A Wesson Melodeon: I decided some months ago — probably just moments after playing my Nik for the first time — that my next box would be a one row in D. I’ve done a lot of looking, and have gotten my heart set on a box by Rees Wesson in Welshpool, Wales. My goal is to use it to play some of the French Canadian repertoire local to Maine, and to start dipping back into the reels and jigs (flashback to the tin whistle, Irish session days in Minnesota …) Actually, I’ve always loved Irish on the one-row (no, that’s not me). One-rows also have a tradition in East Anglian music, and, of course, in Cajun music. Here’s Rees playing the Bristol Hornpipe:
All right, so I guess I’m not all that great at producing the list o’ stuff to buy, a la Oprah or Rachel Ray. Cross marketing? Not for me. One thing I’d like, no one can give me: time to make more music! What do you, dear reader, want for your accordion Christmas?
Andy Cutting Interview Part 2: Gear Talk
Part One is Here.
Andy Cutting does NOT have an accordéon collection. Listening to Andy Cutting, one is entranced, of course, by his playing, but one also marvels — perhaps with a modicum of jealousy — at the sound of his instruments. I asked Cutting about his instruments. Is he a gear hound? Does he have a collection?
I wouldn’t say I was a gear hound at all. I’m primarily driven by playing music on a machine and have the instruments I feel I can best do that. I don’t really have a collection, as such. Although my wife would say otherwise! For those who are interested, the boxes I have are:

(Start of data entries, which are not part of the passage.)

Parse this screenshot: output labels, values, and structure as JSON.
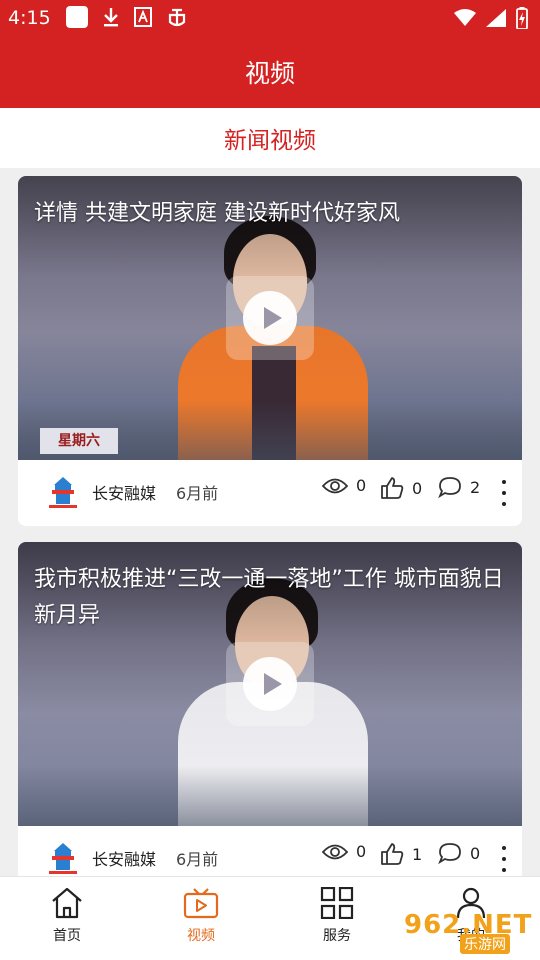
{
  "status_bar": {
    "time": "4:15",
    "icons": [
      "app-square-icon",
      "download-icon",
      "font-icon",
      "bug-icon",
      "wifi-icon",
      "signal-icon",
      "battery-icon"
    ]
  },
  "header": {
    "title": "视频"
  },
  "section": {
    "title": "新闻视频"
  },
  "colors": {
    "brand_red": "#d42222",
    "active_orange": "#e36a1c"
  },
  "videos": [
    {
      "title": "详情  共建文明家庭  建设新时代好家风",
      "date_tag": "星期六",
      "source": "长安融媒",
      "time_ago": "6月前",
      "views": "0",
      "likes": "0",
      "comments": "2"
    },
    {
      "title": "我市积极推进“三改一通一落地”工作  城市面貌日新月异",
      "source": "长安融媒",
      "time_ago": "6月前",
      "views": "0",
      "likes": "1",
      "comments": "0"
    }
  ],
  "bottom_nav": [
    {
      "label": "首页",
      "icon": "home-icon",
      "active": false
    },
    {
      "label": "视频",
      "icon": "tv-play-icon",
      "active": true
    },
    {
      "label": "服务",
      "icon": "grid-icon",
      "active": false
    },
    {
      "label": "我的",
      "icon": "user-icon",
      "active": false
    }
  ],
  "watermark": {
    "text": "962.NET",
    "sub": "乐游网"
  }
}
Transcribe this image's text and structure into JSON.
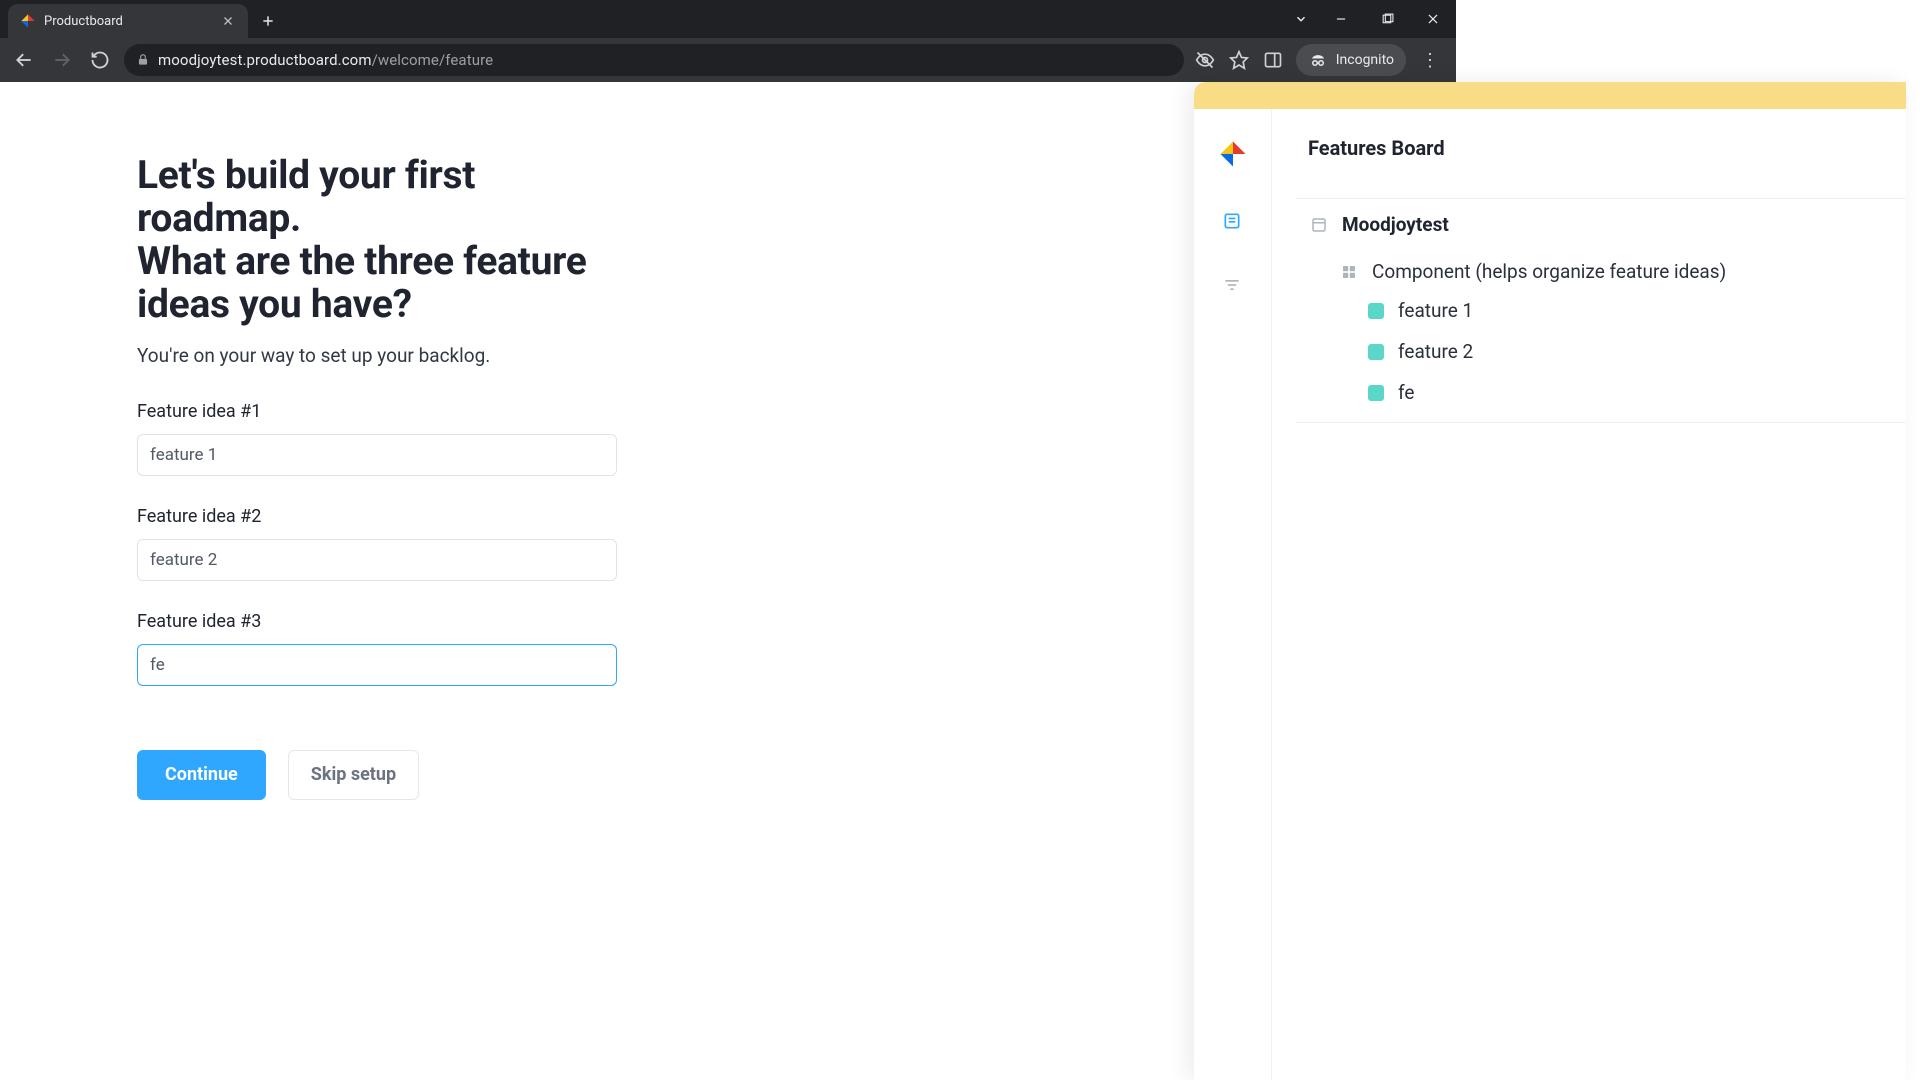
{
  "browser": {
    "tab_title": "Productboard",
    "url_host": "moodjoytest.productboard.com",
    "url_path": "/welcome/feature",
    "incognito_label": "Incognito"
  },
  "page": {
    "heading_line1": "Let's build your first roadmap.",
    "heading_line2": "What are the three feature ideas you have?",
    "subtext": "You're on your way to set up your backlog.",
    "fields": [
      {
        "label": "Feature idea #1",
        "value": "feature 1"
      },
      {
        "label": "Feature idea #2",
        "value": "feature 2"
      },
      {
        "label": "Feature idea #3",
        "value": "fe"
      }
    ],
    "continue_label": "Continue",
    "skip_label": "Skip setup"
  },
  "preview": {
    "title": "Features Board",
    "project_name": "Moodjoytest",
    "component_label": "Component (helps organize feature ideas)",
    "features": [
      "feature 1",
      "feature 2",
      "fe"
    ]
  },
  "colors": {
    "accent": "#2fa7ff",
    "feature_chip": "#5ad7c9",
    "preview_banner": "#f8dd86"
  }
}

- Hohner Pokerwork D/G (my first box which I still play at home)
- Hohner one row four stop G
- Hohner Club 3 D/G
- One of those Chinese one rows
- A small two row CBA thing that John Tams got in the Crimea when he was filming Sharp,
- Castagnari Mignon Gish,
- Two Castagnari Max, one in D and one in A
- Castagnari Lilly D/G (bought by mistake!)
- Castagnari Handry 18 G/C
- Oakwood (I’ve no idea what model. It was made for me), two row 21 button, 8 bass with stop for the thirds, G/C Bandoneon (octave) tuned,
- Two Castagnari Mory C/F and, finally,
- Castagnari Mory D/G (my most used and favorite box)
|With Chris Wood|